Deal with it: Argentina's aggressive stance has galvanised and cemented patriotic fervour on the islands
Falkland Islanders started voting yesterday in a sovereignty referendum seeking to counter Argentina’s claim over the British-ruled territory.
Diplomatic tension between Britain and Argentina has flared more than three decades after the Falklands War.
Falklands-born and long-term residents will cast ballots on whether they want to stay a British Overseas Territory.
Choice: People line up to cast their vote on the islands' future at the Town Hall polling station in the Falklands capital of Stanley
Wonder how he'll vote? One islander make his allegiance clear with a Union Flag suit as he casts his vote
A high turnout is expected from among the islands’ population of roughly 2,500, and officials are due to announce the result tonight.
An overwhelming 'yes’ vote is likely, prompting Argentina to dismiss the referendum as a publicity stunt.
But John Fowler, deputy editor of the islands’ weekly newspaper, the Penguin News, said: 'We hope the undecideds, or the uninformeds, or those countries that might otherwise be prepared to give the nod to Argentina’s sovereignty claim, might have pause for thought after the referendum.
'This is an attempt to say 'hang on a minute, there’s another side to the story'.'
The Falkland Islands Government has mobilised a major effort to get as many of its 1,650 registered voters as possible to cast their secret ballots today and tomorrow
A long convoy of vehicles bearing British flags and stickers in favour of keeping the Falkland Islands as an overseas territory of the United Kingdom. One vehicle even had the words "Leeds United" emblazoned on the side.
People queued to vote at the town hall in the capital Stanley, nearly 8,000 miles from London, where posters proclaim: 'Our Islands, Our Choice’.
'I have no wish to be part of Argentina,’ said Rob McGill, 67, of isolated Carcass Island, who voted by post.
'I consider myself a Falkland Islander, but my ancestors came from Britain,' he said.
The post office produced a line of official stamps to mark the occasion.
In distant islands and far-flung sheep farms, ballot papers were being flown and driven in by mobile polling stations.
Poll: Resident Terry Spruce stands waiting for his turn to vote outside a polling station in Port Stanley
United: A couple arrives with a pram covered with the Union Jack to cast their vote
Some islanders are the descendants of British settlers who arrived eight or nine generations ago and the Falklands retain an unmistakably British character despite a sizeable community of immigrants from Chile and Saint Helena.
Residents say fiery remarks by Argentine President Cristina Fernandez and her foreign minister, Hector Timerman, have galvanised patriotic sentiment on the islands, which lie nearly 8,000 miles from London and just a 75-minute flight away from southern Argentina.
Patriot: Falkland Islands flags, featuring a British flag, were seen all over Stanley in a show of support
British and proud: Falkland Islander Vivian Vienna (left) shows off a t-shirt that removes Argentina from South America as she lines up to cast her vote.

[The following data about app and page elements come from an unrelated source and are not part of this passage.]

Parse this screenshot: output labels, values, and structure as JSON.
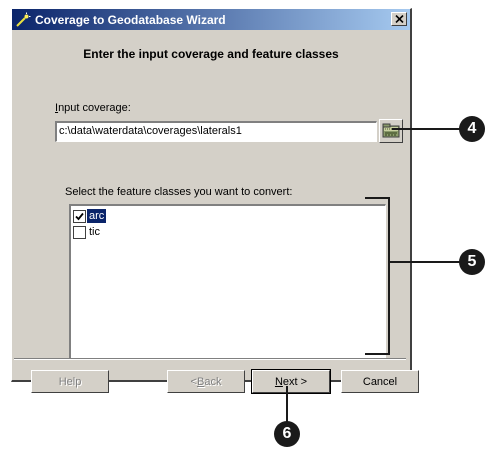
{
  "window": {
    "title": "Coverage to Geodatabase Wizard",
    "heading": "Enter the input coverage and feature classes"
  },
  "input": {
    "label_prefix": "I",
    "label_rest": "nput coverage:",
    "value": "c:\\data\\waterdata\\coverages\\laterals1"
  },
  "feature_classes": {
    "label": "Select the feature classes you want to convert:",
    "items": [
      {
        "label": "arc",
        "checked": true
      },
      {
        "label": "tic",
        "checked": false
      }
    ]
  },
  "buttons": {
    "help": "Help",
    "back_prefix": "< ",
    "back_mnemonic": "B",
    "back_rest": "ack",
    "next_mnemonic": "N",
    "next_rest": "ext >",
    "cancel": "Cancel"
  },
  "callouts": [
    "4",
    "5",
    "6"
  ]
}
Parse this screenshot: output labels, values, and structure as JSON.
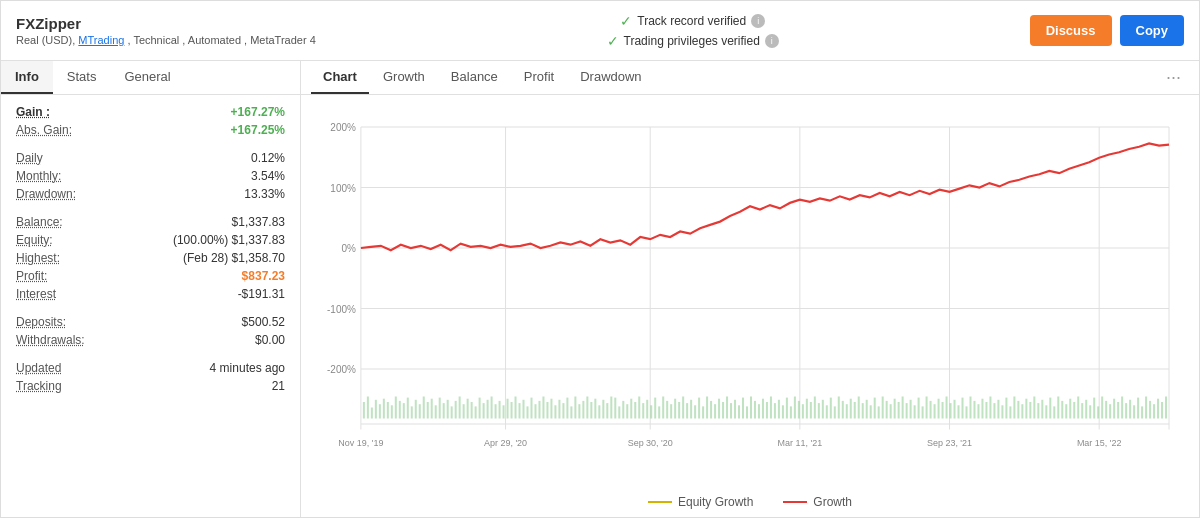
{
  "header": {
    "title": "FXZipper",
    "subtitle": "Real (USD), MTrading , Technical , Automated , MetaTrader 4",
    "subtitle_link": "MTrading",
    "verification1": "Track record verified",
    "verification2": "Trading privileges verified",
    "btn_discuss": "Discuss",
    "btn_copy": "Copy"
  },
  "left_panel": {
    "tabs": [
      "Info",
      "Stats",
      "General"
    ],
    "active_tab": "Info",
    "stats": {
      "gain_label": "Gain :",
      "gain_value": "+167.27%",
      "abs_gain_label": "Abs. Gain:",
      "abs_gain_value": "+167.25%",
      "daily_label": "Daily",
      "daily_value": "0.12%",
      "monthly_label": "Monthly:",
      "monthly_value": "3.54%",
      "drawdown_label": "Drawdown:",
      "drawdown_value": "13.33%",
      "balance_label": "Balance:",
      "balance_value": "$1,337.83",
      "equity_label": "Equity:",
      "equity_value": "(100.00%) $1,337.83",
      "highest_label": "Highest:",
      "highest_value": "(Feb 28) $1,358.70",
      "profit_label": "Profit:",
      "profit_value": "$837.23",
      "interest_label": "Interest",
      "interest_value": "-$191.31",
      "deposits_label": "Deposits:",
      "deposits_value": "$500.52",
      "withdrawals_label": "Withdrawals:",
      "withdrawals_value": "$0.00",
      "updated_label": "Updated",
      "updated_value": "4 minutes ago",
      "tracking_label": "Tracking",
      "tracking_value": "21"
    }
  },
  "right_panel": {
    "tabs": [
      "Chart",
      "Growth",
      "Balance",
      "Profit",
      "Drawdown"
    ],
    "active_tab": "Chart"
  },
  "chart": {
    "y_labels": [
      "200%",
      "100%",
      "0%",
      "-100%",
      "-200%"
    ],
    "x_labels": [
      "Nov 19, '19",
      "Apr 29, '20",
      "Sep 30, '20",
      "Mar 11, '21",
      "Sep 23, '21",
      "Mar 15, '22"
    ],
    "legend_equity": "Equity Growth",
    "legend_growth": "Growth"
  }
}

Joan Turner (right) wore a dress with the colours of the Falkland Islands flag
Read more: Falkland Islanders cast their vote on British identity while Buenos Aires brushes off historic referendum as 'publicity stunt' | Mail Online